As such, there isn’t any mystery as to where it’ll eventually end up, concluding with the oft-copied ‘what now’ long shot eliminating any aspect of certainty to be grasped by either the characters or audience, but Akhavan and her collective of performers make getting there feel interesting. And though the narrative’s progression may occasionally land just this side of overly loose, particularly with regard to the smoothness of Cameron’s development and her kinship with Adam and Jane, it capably leans back on the thrust of its emotional core to infrequently grant the illusion of cohesive progression. And to be frank, while much of indie drama cinema feels overpopulated by sympathetic, but fundamentally flawed protagonists who may or may not overcome what ails them in the face of progress, it’s fairly comforting watching yet another entry in that scene not only not presume its protagonists need fixing, especially as that’d prove fatally ironic in this context, but also that they’re development is allowed to be a little inconspicuous.

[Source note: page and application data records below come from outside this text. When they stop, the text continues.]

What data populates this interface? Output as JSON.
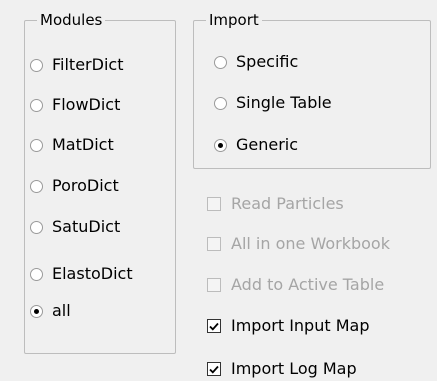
{
  "modules": {
    "legend": "Modules",
    "options": [
      {
        "label": "FilterDict",
        "checked": false
      },
      {
        "label": "FlowDict",
        "checked": false
      },
      {
        "label": "MatDict",
        "checked": false
      },
      {
        "label": "PoroDict",
        "checked": false
      },
      {
        "label": "SatuDict",
        "checked": false
      },
      {
        "label": "ElastoDict",
        "checked": false
      },
      {
        "label": "all",
        "checked": true
      }
    ]
  },
  "import": {
    "legend": "Import",
    "options": [
      {
        "label": "Specific",
        "checked": false
      },
      {
        "label": "Single Table",
        "checked": false
      },
      {
        "label": "Generic",
        "checked": true
      }
    ]
  },
  "checkboxes": [
    {
      "label": "Read Particles",
      "checked": false,
      "enabled": false
    },
    {
      "label": "All in one Workbook",
      "checked": false,
      "enabled": false
    },
    {
      "label": "Add to Active Table",
      "checked": false,
      "enabled": false
    },
    {
      "label": "Import Input Map",
      "checked": true,
      "enabled": true
    },
    {
      "label": "Import Log Map",
      "checked": true,
      "enabled": true
    }
  ]
}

Where other films might presuppose their significance without letting the story speak for itself, Akhavan’s exhibits ample confidence in letting its witnesses discern and digest its admittedly apparent importance through low-key execution. In and of itself, such represents the sort of bold assurance other projects relay through relentless ambition. Like the novel that preceded it, The Miseducation of Cameron Post is about as pleasantly, intelligently grounded as it needs to be – performances, storytelling, direction and all. It is the measured breath of sanity that’s just as angry as the next cinematic call to arms with only a modest volume of speech, and that can be tricky to successfully pull off. Inevitably, there’s no hiding when it works, and to near maximum effect.